> Problem requirements
For every entry below, retype it exactly as it reads.

BEGIN

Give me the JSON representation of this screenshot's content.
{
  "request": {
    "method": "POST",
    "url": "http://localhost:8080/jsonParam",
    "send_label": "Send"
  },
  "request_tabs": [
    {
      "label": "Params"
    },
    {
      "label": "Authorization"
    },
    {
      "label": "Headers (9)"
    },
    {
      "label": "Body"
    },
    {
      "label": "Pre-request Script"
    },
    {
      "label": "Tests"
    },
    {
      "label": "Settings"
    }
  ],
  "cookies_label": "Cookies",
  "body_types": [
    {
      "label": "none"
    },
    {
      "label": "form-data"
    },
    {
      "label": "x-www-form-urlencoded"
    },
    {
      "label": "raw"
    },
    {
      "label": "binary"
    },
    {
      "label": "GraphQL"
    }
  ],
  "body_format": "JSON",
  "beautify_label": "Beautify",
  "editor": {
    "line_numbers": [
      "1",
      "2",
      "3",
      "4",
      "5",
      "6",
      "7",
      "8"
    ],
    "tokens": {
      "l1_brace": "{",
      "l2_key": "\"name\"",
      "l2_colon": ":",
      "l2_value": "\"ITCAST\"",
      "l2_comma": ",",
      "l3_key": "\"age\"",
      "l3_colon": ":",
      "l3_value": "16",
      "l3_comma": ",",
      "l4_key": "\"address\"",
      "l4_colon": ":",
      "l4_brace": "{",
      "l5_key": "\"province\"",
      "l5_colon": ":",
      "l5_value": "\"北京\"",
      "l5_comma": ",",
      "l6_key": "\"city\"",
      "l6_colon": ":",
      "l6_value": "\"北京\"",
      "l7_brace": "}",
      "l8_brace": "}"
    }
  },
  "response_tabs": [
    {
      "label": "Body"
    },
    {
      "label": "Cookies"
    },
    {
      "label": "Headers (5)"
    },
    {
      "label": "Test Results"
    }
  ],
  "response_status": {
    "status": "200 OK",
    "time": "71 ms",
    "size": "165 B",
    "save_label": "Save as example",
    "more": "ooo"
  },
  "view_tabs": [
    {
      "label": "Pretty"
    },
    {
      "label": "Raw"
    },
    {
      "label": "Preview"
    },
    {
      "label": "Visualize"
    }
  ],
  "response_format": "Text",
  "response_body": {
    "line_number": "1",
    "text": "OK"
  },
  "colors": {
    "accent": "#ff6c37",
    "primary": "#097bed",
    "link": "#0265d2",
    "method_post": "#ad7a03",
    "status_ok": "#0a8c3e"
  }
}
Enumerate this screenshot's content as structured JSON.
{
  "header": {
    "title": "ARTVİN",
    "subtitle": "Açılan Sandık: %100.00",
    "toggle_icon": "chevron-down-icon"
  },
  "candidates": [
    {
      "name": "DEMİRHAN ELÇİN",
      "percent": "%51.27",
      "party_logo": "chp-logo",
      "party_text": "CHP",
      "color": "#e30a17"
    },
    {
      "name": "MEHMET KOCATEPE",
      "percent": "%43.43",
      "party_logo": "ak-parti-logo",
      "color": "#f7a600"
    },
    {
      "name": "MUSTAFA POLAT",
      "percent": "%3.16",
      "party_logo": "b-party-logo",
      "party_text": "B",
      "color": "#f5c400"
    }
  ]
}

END

> The answer
Give me the JSON representation of this screenshot's content.
{
  "request": {
    "method": "POST",
    "url": "http://localhost:8080/jsonParam",
    "send_label": "Send"
  },
  "request_tabs": [
    {
      "label": "Params"
    },
    {
      "label": "Authorization"
    },
    {
      "label": "Headers (9)"
    },
    {
      "label": "Body"
    },
    {
      "label": "Pre-request Script"
    },
    {
      "label": "Tests"
    },
    {
      "label": "Settings"
    }
  ],
  "cookies_label": "Cookies",
  "body_types": [
    {
      "label": "none"
    },
    {
      "label": "form-data"
    },
    {
      "label": "x-www-form-urlencoded"
    },
    {
      "label": "raw"
    },
    {
      "label": "binary"
    },
    {
      "label": "GraphQL"
    }
  ],
  "body_format": "JSON",
  "beautify_label": "Beautify",
  "editor": {
    "line_numbers": [
      "1",
      "2",
      "3",
      "4",
      "5",
      "6",
      "7",
      "8"
    ],
    "tokens": {
      "l1_brace": "{",
      "l2_key": "\"name\"",
      "l2_colon": ":",
      "l2_value": "\"ITCAST\"",
      "l2_comma": ",",
      "l3_key": "\"age\"",
      "l3_colon": ":",
      "l3_value": "16",
      "l3_comma": ",",
      "l4_key": "\"address\"",
      "l4_colon": ":",
      "l4_brace": "{",
      "l5_key": "\"province\"",
      "l5_colon": ":",
      "l5_value": "\"北京\"",
      "l5_comma": ",",
      "l6_key": "\"city\"",
      "l6_colon": ":",
      "l6_value": "\"北京\"",
      "l7_brace": "}",
      "l8_brace": "}"
    }
  },
  "response_tabs": [
    {
      "label": "Body"
    },
    {
      "label": "Cookies"
    },
    {
      "label": "Headers (5)"
    },
    {
      "label": "Test Results"
    }
  ],
  "response_status": {
    "status": "200 OK",
    "time": "71 ms",
    "size": "165 B",
    "save_label": "Save as example",
    "more": "ooo"
  },
  "view_tabs": [
    {
      "label": "Pretty"
    },
    {
      "label": "Raw"
    },
    {
      "label": "Preview"
    },
    {
      "label": "Visualize"
    }
  ],
  "response_format": "Text",
  "response_body": {
    "line_number": "1",
    "text": "OK"
  },
  "colors": {
    "accent": "#ff6c37",
    "primary": "#097bed",
    "link": "#0265d2",
    "method_post": "#ad7a03",
    "status_ok": "#0a8c3e"
  }
}
Enumerate this screenshot's content as structured JSON.
{
  "header": {
    "title": "ARTVİN",
    "subtitle": "Açılan Sandık: %100.00",
    "toggle_icon": "chevron-down-icon"
  },
  "candidates": [
    {
      "name": "DEMİRHAN ELÇİN",
      "percent": "%51.27",
      "party_logo": "chp-logo",
      "party_text": "CHP",
      "color": "#e30a17"
    },
    {
      "name": "MEHMET KOCATEPE",
      "percent": "%43.43",
      "party_logo": "ak-parti-logo",
      "color": "#f7a600"
    },
    {
      "name": "MUSTAFA POLAT",
      "percent": "%3.16",
      "party_logo": "b-party-logo",
      "party_text": "B",
      "color": "#f5c400"
    }
  ]
}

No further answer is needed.